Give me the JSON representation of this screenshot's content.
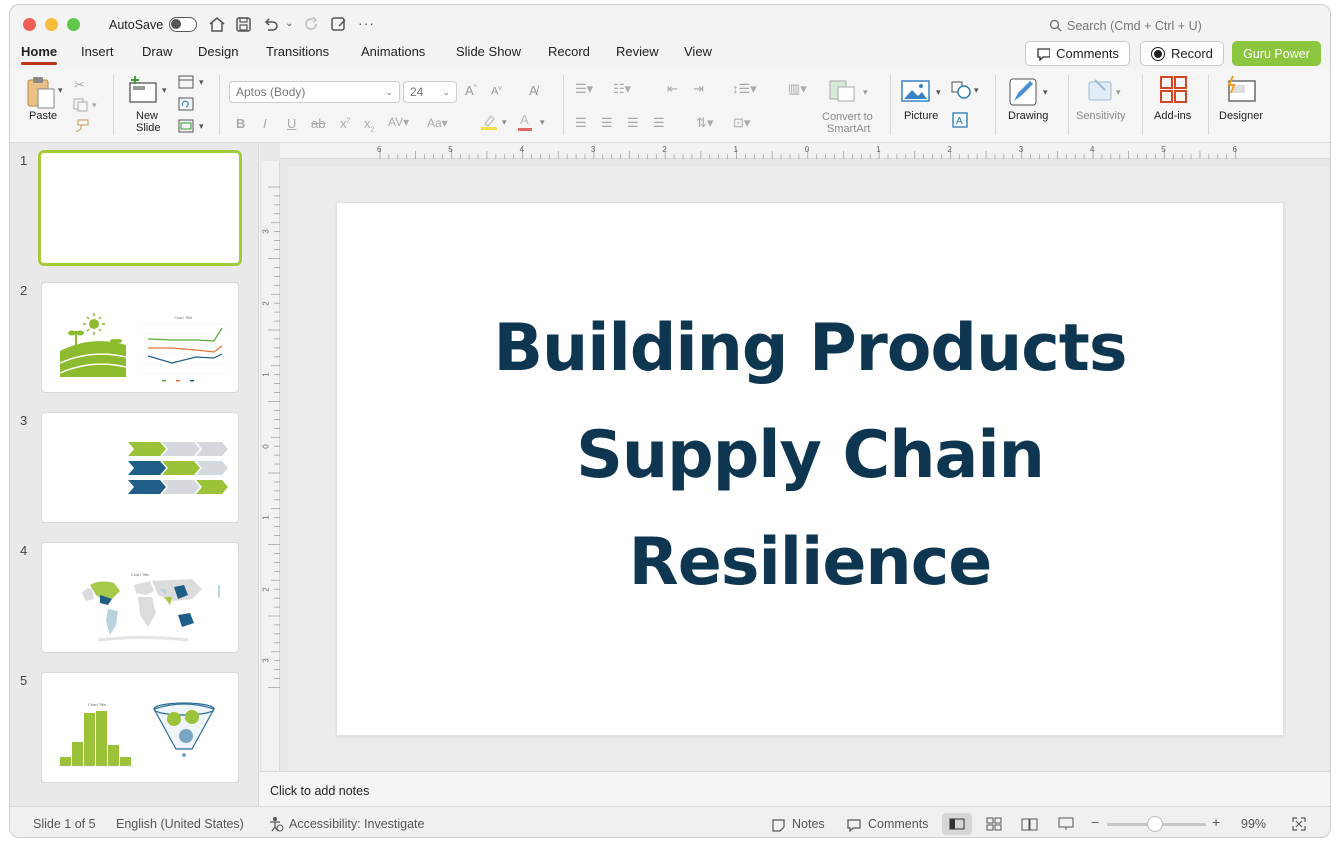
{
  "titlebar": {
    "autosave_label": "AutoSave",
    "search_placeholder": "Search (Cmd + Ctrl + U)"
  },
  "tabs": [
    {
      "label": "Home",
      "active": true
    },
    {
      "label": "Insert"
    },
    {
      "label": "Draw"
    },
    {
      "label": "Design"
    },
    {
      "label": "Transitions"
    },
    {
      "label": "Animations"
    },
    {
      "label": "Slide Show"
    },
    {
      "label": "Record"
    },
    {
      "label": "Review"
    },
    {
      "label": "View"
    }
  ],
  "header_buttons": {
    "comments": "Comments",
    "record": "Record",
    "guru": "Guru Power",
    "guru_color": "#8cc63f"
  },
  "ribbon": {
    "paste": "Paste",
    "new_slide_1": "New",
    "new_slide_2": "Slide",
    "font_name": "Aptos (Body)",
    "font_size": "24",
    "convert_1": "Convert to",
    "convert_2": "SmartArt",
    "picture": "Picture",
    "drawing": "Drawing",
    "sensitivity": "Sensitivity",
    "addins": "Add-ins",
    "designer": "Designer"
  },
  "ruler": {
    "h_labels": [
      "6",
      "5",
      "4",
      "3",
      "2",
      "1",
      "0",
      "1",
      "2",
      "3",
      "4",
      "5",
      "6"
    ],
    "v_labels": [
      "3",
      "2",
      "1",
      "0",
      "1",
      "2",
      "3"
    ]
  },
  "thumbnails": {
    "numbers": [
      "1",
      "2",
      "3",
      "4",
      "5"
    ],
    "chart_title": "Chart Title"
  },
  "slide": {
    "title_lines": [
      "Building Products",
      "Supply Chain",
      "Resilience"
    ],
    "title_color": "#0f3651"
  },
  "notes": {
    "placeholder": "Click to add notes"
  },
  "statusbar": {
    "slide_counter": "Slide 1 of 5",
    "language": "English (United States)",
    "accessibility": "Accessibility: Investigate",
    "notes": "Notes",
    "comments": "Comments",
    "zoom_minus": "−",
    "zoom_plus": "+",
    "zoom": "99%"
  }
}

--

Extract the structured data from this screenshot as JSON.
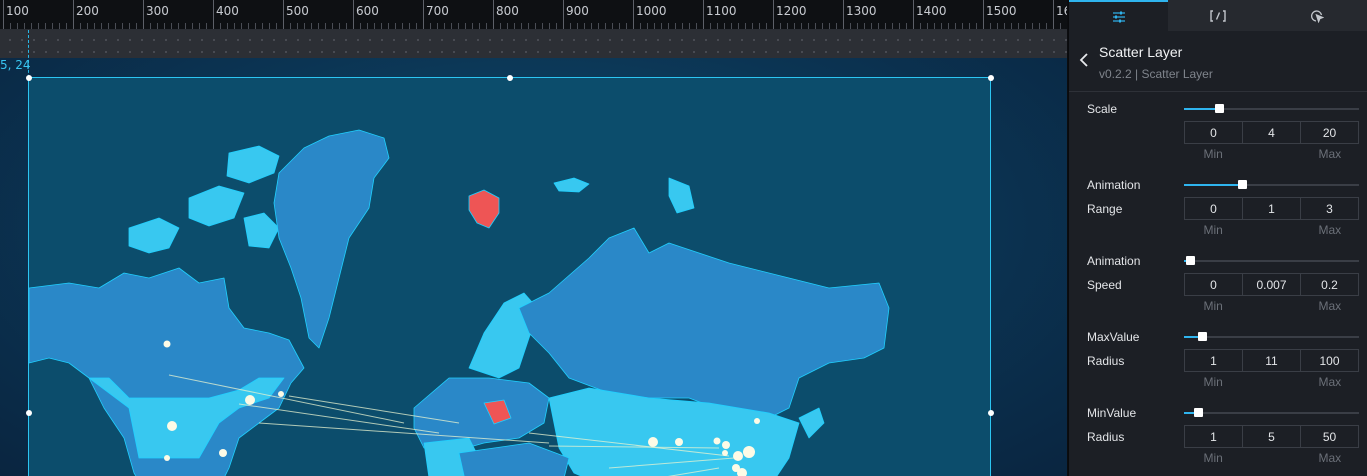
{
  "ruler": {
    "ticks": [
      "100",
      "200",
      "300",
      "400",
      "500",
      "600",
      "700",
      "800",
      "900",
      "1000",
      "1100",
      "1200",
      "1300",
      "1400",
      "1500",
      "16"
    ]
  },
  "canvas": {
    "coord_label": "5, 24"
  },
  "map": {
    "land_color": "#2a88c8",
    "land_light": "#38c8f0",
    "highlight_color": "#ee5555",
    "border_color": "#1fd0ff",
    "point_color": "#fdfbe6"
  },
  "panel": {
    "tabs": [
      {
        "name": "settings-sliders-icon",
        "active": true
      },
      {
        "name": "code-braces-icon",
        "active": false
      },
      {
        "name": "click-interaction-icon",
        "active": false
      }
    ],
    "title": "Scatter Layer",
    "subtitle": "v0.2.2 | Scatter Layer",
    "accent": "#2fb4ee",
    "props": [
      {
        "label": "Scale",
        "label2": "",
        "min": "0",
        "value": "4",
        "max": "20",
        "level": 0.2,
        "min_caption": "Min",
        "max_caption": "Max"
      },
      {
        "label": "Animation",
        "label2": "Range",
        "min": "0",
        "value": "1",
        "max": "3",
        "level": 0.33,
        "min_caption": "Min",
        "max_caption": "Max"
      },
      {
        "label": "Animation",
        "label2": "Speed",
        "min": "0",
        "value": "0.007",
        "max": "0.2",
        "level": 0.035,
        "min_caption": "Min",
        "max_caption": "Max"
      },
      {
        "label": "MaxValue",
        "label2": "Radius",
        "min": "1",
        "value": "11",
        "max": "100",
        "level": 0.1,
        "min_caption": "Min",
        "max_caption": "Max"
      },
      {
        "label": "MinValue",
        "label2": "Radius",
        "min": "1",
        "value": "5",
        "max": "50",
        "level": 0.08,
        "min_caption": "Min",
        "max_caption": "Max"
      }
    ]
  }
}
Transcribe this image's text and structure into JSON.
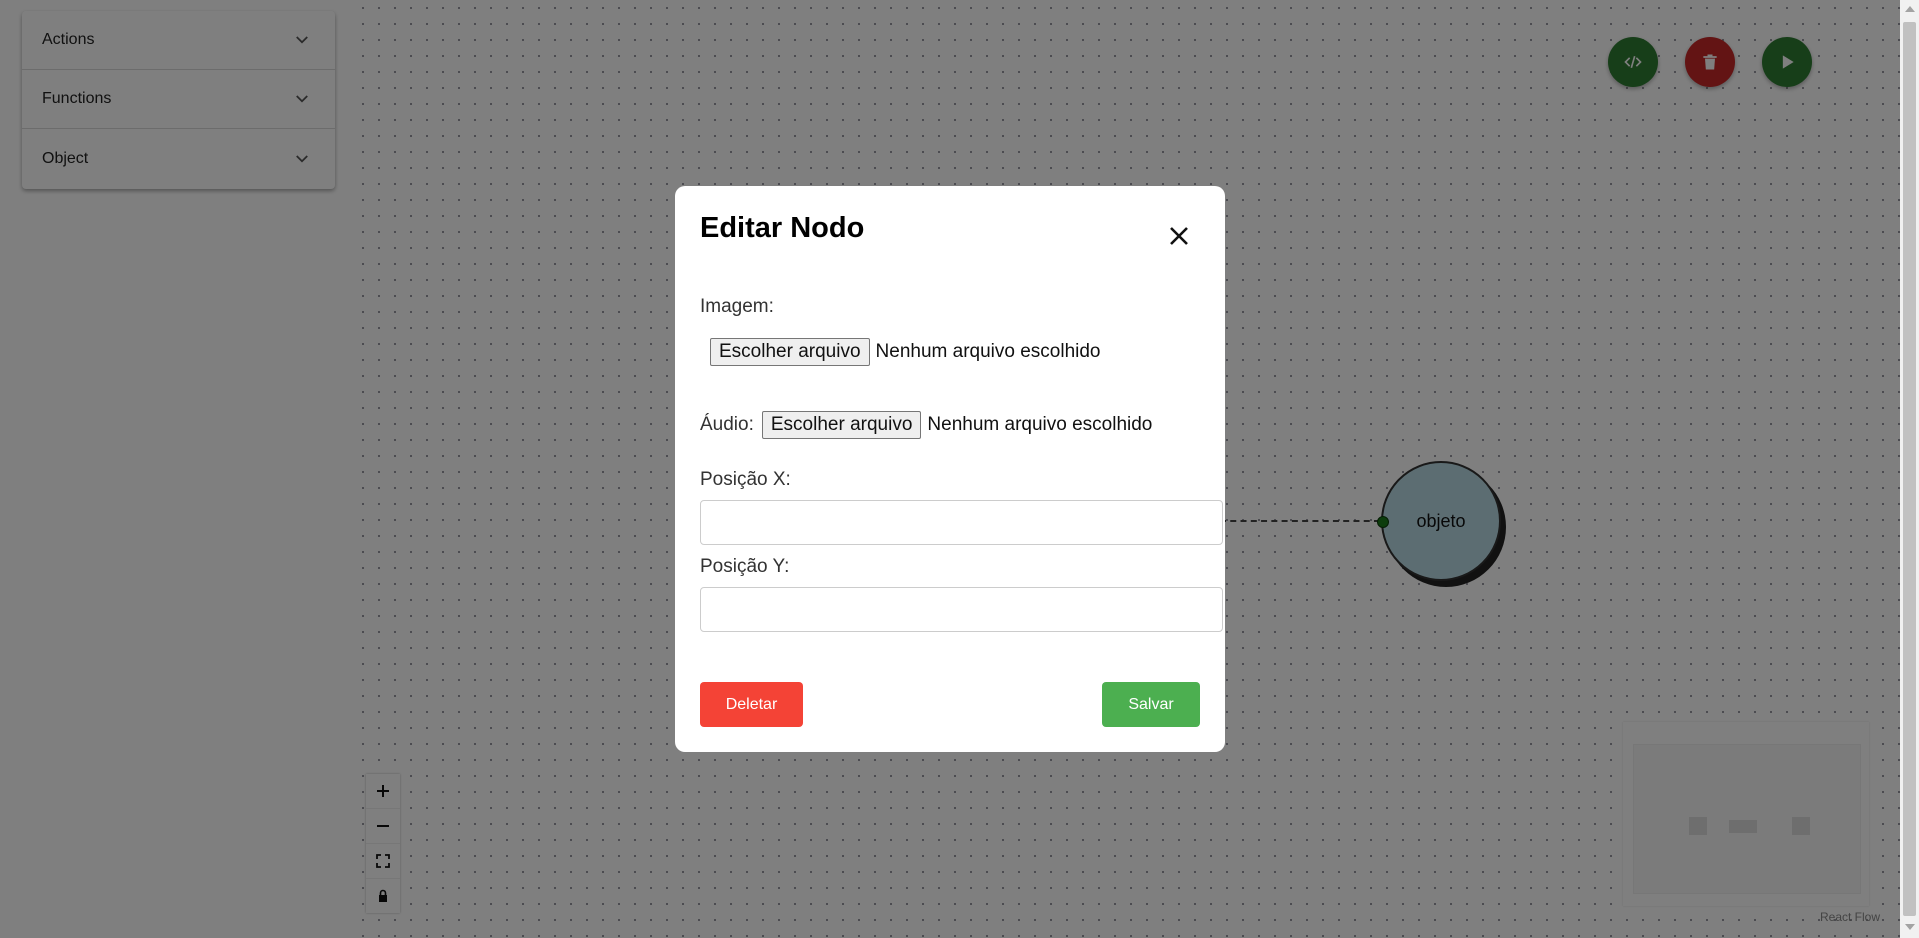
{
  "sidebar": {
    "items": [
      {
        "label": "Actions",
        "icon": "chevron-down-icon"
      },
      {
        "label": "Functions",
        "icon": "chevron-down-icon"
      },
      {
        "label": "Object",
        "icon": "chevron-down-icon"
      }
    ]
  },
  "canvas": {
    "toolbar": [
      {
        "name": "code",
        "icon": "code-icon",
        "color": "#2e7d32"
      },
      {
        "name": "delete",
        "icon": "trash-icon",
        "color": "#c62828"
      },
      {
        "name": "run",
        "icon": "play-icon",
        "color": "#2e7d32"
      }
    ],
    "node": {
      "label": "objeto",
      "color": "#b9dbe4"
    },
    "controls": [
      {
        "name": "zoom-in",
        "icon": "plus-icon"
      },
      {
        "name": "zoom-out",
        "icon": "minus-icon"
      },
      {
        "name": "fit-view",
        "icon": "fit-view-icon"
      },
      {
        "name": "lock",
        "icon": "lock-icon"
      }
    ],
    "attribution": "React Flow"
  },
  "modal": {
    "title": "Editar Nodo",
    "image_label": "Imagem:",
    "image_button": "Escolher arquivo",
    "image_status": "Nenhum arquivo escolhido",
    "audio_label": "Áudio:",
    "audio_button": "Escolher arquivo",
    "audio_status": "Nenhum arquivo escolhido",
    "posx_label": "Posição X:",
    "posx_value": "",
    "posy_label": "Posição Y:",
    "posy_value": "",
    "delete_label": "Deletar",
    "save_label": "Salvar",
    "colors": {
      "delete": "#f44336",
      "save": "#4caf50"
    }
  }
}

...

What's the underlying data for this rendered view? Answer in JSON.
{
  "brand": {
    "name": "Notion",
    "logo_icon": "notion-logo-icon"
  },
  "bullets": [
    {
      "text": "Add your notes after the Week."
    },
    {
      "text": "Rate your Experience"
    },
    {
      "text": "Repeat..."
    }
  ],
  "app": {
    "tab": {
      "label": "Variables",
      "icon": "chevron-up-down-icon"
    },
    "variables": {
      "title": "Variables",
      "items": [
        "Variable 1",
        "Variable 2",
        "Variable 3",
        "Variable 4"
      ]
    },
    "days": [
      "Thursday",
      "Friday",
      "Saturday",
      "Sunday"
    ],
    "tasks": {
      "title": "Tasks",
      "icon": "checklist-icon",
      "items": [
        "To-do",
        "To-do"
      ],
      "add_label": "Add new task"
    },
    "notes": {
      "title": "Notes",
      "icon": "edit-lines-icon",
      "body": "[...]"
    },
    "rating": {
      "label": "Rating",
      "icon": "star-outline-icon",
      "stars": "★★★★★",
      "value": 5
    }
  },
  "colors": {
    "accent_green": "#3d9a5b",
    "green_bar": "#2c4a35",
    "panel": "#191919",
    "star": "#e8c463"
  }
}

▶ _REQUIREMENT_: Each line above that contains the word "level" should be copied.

▶ _OUTPUT FOR THIS EXERCISE_:
        "level": 0.2,
        "level": 0.33,
        "level": 0.035,
        "level": 0.1,
        "level": 0.08,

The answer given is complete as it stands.